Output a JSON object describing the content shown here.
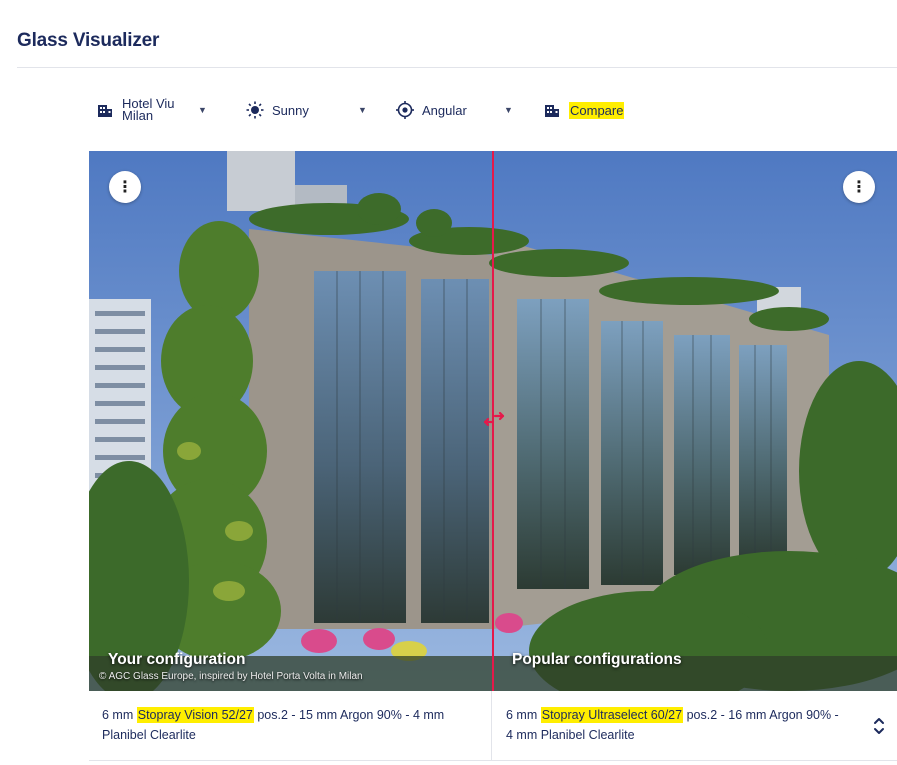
{
  "page": {
    "title": "Glass Visualizer"
  },
  "toolbar": {
    "building": {
      "label": "Hotel Viu Milan",
      "icon": "building-icon"
    },
    "weather": {
      "label": "Sunny",
      "icon": "sun-icon"
    },
    "view": {
      "label": "Angular",
      "icon": "camera-angle-icon"
    },
    "compare": {
      "label": "Compare",
      "icon": "building-compare-icon",
      "highlight": "#ffee00"
    }
  },
  "viewer": {
    "left_label": "Your configuration",
    "right_label": "Popular configurations",
    "credit": "© AGC Glass Europe, inspired by Hotel Porta Volta in Milan",
    "divider_color": "#e5194a"
  },
  "configs": {
    "left": {
      "prefix": "6 mm ",
      "product": "Stopray Vision 52/27",
      "suffix": " pos.2 - 15 mm Argon 90% - 4 mm Planibel Clearlite"
    },
    "right": {
      "prefix": "6 mm ",
      "product": "Stopray Ultraselect 60/27",
      "suffix": " pos.2 - 16 mm Argon 90% - 4 mm Planibel Clearlite"
    }
  },
  "colors": {
    "brand": "#1c2a5c",
    "highlight": "#ffee00",
    "accent": "#e5194a"
  }
}
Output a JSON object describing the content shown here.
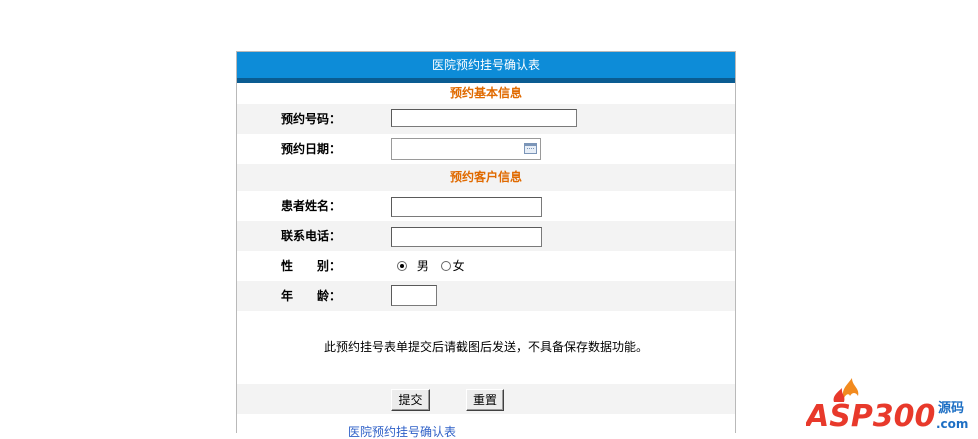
{
  "form": {
    "title": "医院预约挂号确认表",
    "section_basic": "预约基本信息",
    "section_customer": "预约客户信息",
    "fields": {
      "appointment_number": {
        "label": "预约号码：",
        "value": ""
      },
      "appointment_date": {
        "label": "预约日期：",
        "value": ""
      },
      "patient_name": {
        "label": "患者姓名：",
        "value": ""
      },
      "phone": {
        "label": "联系电话：",
        "value": ""
      },
      "gender": {
        "label": "性　　别：",
        "options": [
          "男",
          "女"
        ],
        "selected": "男"
      },
      "age": {
        "label": "年　　龄：",
        "value": ""
      }
    },
    "notice": "此预约挂号表单提交后请截图后发送，不具备保存数据功能。",
    "submit_label": "提交",
    "reset_label": "重置"
  },
  "footer": {
    "link_text": "医院预约挂号确认表"
  },
  "logo": {
    "text_main": "ASP300",
    "text_side": "源码",
    "text_domain": ".com",
    "colors": {
      "main": "#e8392b",
      "flame": "#f28a1e",
      "side": "#1d6fc4"
    }
  }
}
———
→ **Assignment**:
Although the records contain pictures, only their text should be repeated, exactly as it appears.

→ **Completed task**:
Output a JSON object describing the content shown here.
{
  "page": {
    "title": "Glass Visualizer"
  },
  "toolbar": {
    "building": {
      "label": "Hotel Viu Milan",
      "icon": "building-icon"
    },
    "weather": {
      "label": "Sunny",
      "icon": "sun-icon"
    },
    "view": {
      "label": "Angular",
      "icon": "camera-angle-icon"
    },
    "compare": {
      "label": "Compare",
      "icon": "building-compare-icon",
      "highlight": "#ffee00"
    }
  },
  "viewer": {
    "left_label": "Your configuration",
    "right_label": "Popular configurations",
    "credit": "© AGC Glass Europe, inspired by Hotel Porta Volta in Milan",
    "divider_color": "#e5194a"
  },
  "configs": {
    "left": {
      "prefix": "6 mm ",
      "product": "Stopray Vision 52/27",
      "suffix": " pos.2 - 15 mm Argon 90% - 4 mm Planibel Clearlite"
    },
    "right": {
      "prefix": "6 mm ",
      "product": "Stopray Ultraselect 60/27",
      "suffix": " pos.2 - 16 mm Argon 90% - 4 mm Planibel Clearlite"
    }
  },
  "colors": {
    "brand": "#1c2a5c",
    "highlight": "#ffee00",
    "accent": "#e5194a"
  }
}
Output a JSON object describing the content shown here.
{
  "form": {
    "title": "医院预约挂号确认表",
    "section_basic": "预约基本信息",
    "section_customer": "预约客户信息",
    "fields": {
      "appointment_number": {
        "label": "预约号码：",
        "value": ""
      },
      "appointment_date": {
        "label": "预约日期：",
        "value": ""
      },
      "patient_name": {
        "label": "患者姓名：",
        "value": ""
      },
      "phone": {
        "label": "联系电话：",
        "value": ""
      },
      "gender": {
        "label": "性　　别：",
        "options": [
          "男",
          "女"
        ],
        "selected": "男"
      },
      "age": {
        "label": "年　　龄：",
        "value": ""
      }
    },
    "notice": "此预约挂号表单提交后请截图后发送，不具备保存数据功能。",
    "submit_label": "提交",
    "reset_label": "重置"
  },
  "footer": {
    "link_text": "医院预约挂号确认表"
  },
  "logo": {
    "text_main": "ASP300",
    "text_side": "源码",
    "text_domain": ".com",
    "colors": {
      "main": "#e8392b",
      "flame": "#f28a1e",
      "side": "#1d6fc4"
    }
  }
}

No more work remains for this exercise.